Last modified: Monday, March 31, 2008
"Science kid" inaugural Adam W. Herbert graduate fellow
FOR IMMEDIATE RELEASE
March 31, 2008
BLOOMINGTON, Ind. -- Byron Gipson has always been a "science kid," participating in science fairs as a youngster and then conducting research in biochemistry, molecular and marine biology, molecular genetics, and cancer at universities in Mississippi, Nebraska and Indiana.
Gipson brings this love of science and a "ferocious curiosity" inherited from his mother back to Indiana University, where he began studying this semester as the first Adam W. Herbert Graduate Fellow. Pursuing a doctorate, Gipson will serve his fellowship conducting cutting-edge research into the neural mechanisms underlying relapse to drug-seeking behavior, a research focus in the lab of George V. Rebec, chancellor's professor and director of the Program in Neuroscience.
"I feel very honored to be the first fellow," said Gipson, a native of Webb, Miss., and a graduate of Jackson State University, also in Mississippi.
The Adam W. Herbert Graduate Fellowship was created to support graduate study at IU for graduates of Historically Black Colleges and Universities (HBCUs). The endowment reflects the commitment of Emeritus President Adam W. Herbert to enhancing opportunities for underrepresented students and increasing diversity among graduate students, especially in the fields of science, technology and mathematics.
The fellowship covers most of the students' tuition and fees. Doctoral fellows receive stipend awards of $25,000 per year for four years. Master's fellows receive a single-year stipend award of $5,000. Graduate school officials anticipate eventually funding five doctoral students and three master's students each year.
Gipson received a Bachelor of Science in biology from Jackson State University last spring. He participated in summer research programs at University of Nebraska-Lincoln, the University of Nebraska Medical Center in Omaha, and IU, where last summer he participated in the Summer Scholars Institute for Students in Science, Technology, Engineering and Mathematics (STEM).
While his research interests focused on plant molecular genetics and marine biology early on, it began shifting during his summer experiences to reflect his growing interest in neurological disorders and cancer, conditions that affected members of his family.
He described his involvement in IU's research program last summer as tremendous and said he had already begun applying for graduate school at IU Bloomington when he was encouraged to apply for the Adam W. Herbert Graduate Fellowship.
Gipson had planned on serving his fellowship in the Walker Lab, led by J. Michael Walker, a noted neuroscientist at IU Bloomington who passed away unexpectedly in January.
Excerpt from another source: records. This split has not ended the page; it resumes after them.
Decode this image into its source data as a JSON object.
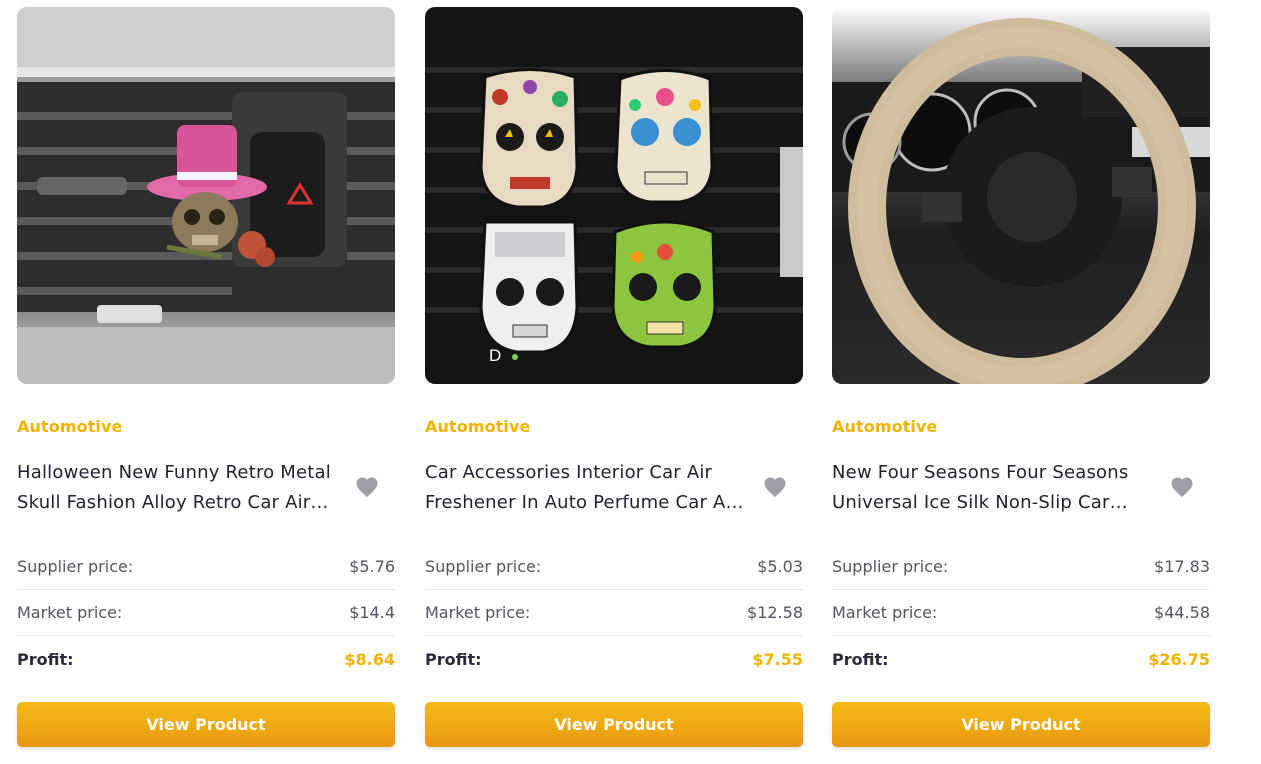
{
  "accent_color": "#f0b400",
  "products": [
    {
      "category": "Automotive",
      "title": "Halloween New Funny Retro Metal Skull Fashion Alloy Retro Car Air Vent Clip",
      "supplier_label": "Supplier price:",
      "supplier_price": "$5.76",
      "market_label": "Market price:",
      "market_price": "$14.4",
      "profit_label": "Profit:",
      "profit": "$8.64",
      "button": "View Product",
      "heart_icon": "heart-icon"
    },
    {
      "category": "Automotive",
      "title": "Car Accessories Interior Car Air Freshener In Auto Perfume Car Air Vent Clip",
      "supplier_label": "Supplier price:",
      "supplier_price": "$5.03",
      "market_label": "Market price:",
      "market_price": "$12.58",
      "profit_label": "Profit:",
      "profit": "$7.55",
      "button": "View Product",
      "heart_icon": "heart-icon",
      "image_overlay_text": "D"
    },
    {
      "category": "Automotive",
      "title": "New Four Seasons Four Seasons Universal Ice Silk Non-Slip Car Steering Wheel Cover",
      "supplier_label": "Supplier price:",
      "supplier_price": "$17.83",
      "market_label": "Market price:",
      "market_price": "$44.58",
      "profit_label": "Profit:",
      "profit": "$26.75",
      "button": "View Product",
      "heart_icon": "heart-icon"
    }
  ]
}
At that point, Gipson made the decision to join Rebec's lab, located in the Department of Psychological and Brain Sciences. Here, he will use state-of-the-art electrophysiological techniques to monitor cocaine-induced changes in neuronal information processing in forebrain regions believed to mediate motivated behavior. He will assess how cocaine alters the synchronous activity of individual neurons to drive the relapse response. Pharmacological manipulations also will be used to identify the neurotransmitter systems that regulate neuronal synchrony.
Gipson is the son of Henry L. and Edith Gipson, from whom he says he "inherited" his curiosity. Edith Gipson, a teacher in the West Tallahatchie School District, was an assistant teacher when Byron was young and because of her enjoyment of science, encouraged his interest in science.
More information about the Adam W. Herbert Graduate Fellowship can be found at http://www.indiana.edu/~grdschl/internal-awards.php.